Capturing our discoveries has been a puzzle. I’ve been working on an insights library of sorts, inspired by the work of Tomer Sharon at WeWork. He did a bunch of stuff to create Polaris, [a democratized UX library of WeWork research observations and insights], and I’ve taken a lot of stuff from that and combined a lot of our unique data.

I’ve been chipping away at a way to turn insights from all these sprints and research efforts into something that Asurion can use internally. I have a hypothesis I’m currently exploring--and I’ll keep it at that until a later date.

What is one of the most common problems you frequently encounter with design sprints?

The first day can be tough, especially if your sprint topic is too narrow or poorly defined. Crafting the problem statement can be hard and it’s easy to set yourself for up for unproductive failure. You battle through it, and either design by committee takes over, or someone has a ‘pet problem’ they want to work on. Sometimes proposed problem statements are already packaged with an ideal solution. That kinda shortchanges the value of a design sprint.

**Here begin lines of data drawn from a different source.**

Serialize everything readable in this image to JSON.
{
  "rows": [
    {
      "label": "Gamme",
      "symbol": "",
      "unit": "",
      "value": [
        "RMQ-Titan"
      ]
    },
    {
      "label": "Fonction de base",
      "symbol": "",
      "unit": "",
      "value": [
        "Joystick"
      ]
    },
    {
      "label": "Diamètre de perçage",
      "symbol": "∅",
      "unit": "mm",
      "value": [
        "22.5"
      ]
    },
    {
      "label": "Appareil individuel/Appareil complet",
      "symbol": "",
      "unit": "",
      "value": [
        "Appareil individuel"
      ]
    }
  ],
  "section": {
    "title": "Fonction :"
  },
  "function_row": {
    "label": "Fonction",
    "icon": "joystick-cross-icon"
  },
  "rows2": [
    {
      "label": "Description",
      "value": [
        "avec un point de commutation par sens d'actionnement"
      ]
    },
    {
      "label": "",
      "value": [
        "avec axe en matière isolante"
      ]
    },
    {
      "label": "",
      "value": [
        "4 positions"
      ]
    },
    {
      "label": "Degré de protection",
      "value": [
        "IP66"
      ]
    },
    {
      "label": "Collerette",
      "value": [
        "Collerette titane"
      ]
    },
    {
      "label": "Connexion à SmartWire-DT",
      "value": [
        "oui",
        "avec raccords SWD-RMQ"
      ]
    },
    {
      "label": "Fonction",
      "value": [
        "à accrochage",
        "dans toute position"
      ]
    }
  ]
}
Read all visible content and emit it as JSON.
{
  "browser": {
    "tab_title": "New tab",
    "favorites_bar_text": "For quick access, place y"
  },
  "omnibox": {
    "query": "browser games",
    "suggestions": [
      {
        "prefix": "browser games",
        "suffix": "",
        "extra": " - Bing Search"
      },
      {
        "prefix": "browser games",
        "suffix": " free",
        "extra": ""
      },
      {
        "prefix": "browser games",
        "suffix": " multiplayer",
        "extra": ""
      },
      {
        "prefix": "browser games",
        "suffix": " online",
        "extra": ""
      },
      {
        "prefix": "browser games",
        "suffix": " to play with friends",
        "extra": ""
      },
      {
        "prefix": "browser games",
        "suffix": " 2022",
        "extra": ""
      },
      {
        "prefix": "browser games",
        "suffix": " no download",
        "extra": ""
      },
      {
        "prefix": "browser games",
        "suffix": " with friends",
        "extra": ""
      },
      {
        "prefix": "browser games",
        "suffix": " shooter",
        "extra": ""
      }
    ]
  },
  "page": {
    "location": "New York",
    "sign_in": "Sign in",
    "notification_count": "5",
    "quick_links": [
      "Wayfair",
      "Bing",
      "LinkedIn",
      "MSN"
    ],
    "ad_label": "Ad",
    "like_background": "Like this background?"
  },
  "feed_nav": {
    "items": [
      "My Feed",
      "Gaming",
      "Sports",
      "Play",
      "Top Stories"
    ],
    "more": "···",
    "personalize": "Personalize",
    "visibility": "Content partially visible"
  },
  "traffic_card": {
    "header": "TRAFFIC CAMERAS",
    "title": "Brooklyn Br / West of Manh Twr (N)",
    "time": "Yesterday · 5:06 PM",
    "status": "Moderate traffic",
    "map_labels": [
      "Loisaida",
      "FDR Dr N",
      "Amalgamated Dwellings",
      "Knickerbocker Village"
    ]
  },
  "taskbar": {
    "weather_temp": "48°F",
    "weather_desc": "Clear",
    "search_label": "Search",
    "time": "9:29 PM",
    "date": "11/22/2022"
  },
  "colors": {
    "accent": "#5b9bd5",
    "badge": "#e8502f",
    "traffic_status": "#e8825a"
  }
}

What has proven to be a great workaround? Alternatively, do you have any inspiration to help our readers?

The Frame Innovation Model can help overcome these obstacles. Frame Innovation by Kees Dorst has been one of the best books I’ve read on the subject of designing for innovation. The Frame Innovation Model tackles a big, complex challenge one problem at a time, focusing on the discovery of the problem instead of solving everything at once. So in some cases, you reframe a challenge to develop a different approach.

The Frame Innovation Model is a whole process for, well, framing a challenge. It’s about how you immerse yourself in a problem space. It’s the divergence and convergence, the double diamond in action to bring you to the best challenge statement with opportunities of deep learning and insight.

In a frame, you might approach problem X as if it were a problem of Y, turning assumptions on their heads.

For instance, imagine solving for low public transportation usage as if it were, say, a problem of daycare availability. Your team would set up an exciting design sprint. You’ll discover new, unexpected insights. With this type of reframing, no one will be able to bring in preconceived solutions. You expand the options into fresh, innovative territory.

If passion is the secret sauce to kickstart great innovation then Justin is a crucial ingredient at Asurion. A proposed 15-minute interview easily became a 40-minute discourse on design and innovation principles. Justin is a bank of knowledge and a lifelong learner, always exploring to expand and deepen his already diverse skill set.

When he is not helping product teams explore new ways of supporting Asurion’s customers and partners, Justin can be found organizing Nashville UX or helping other apply design at the Nashville Entrepreneur Center. Find him on LinkedIn and Twitter.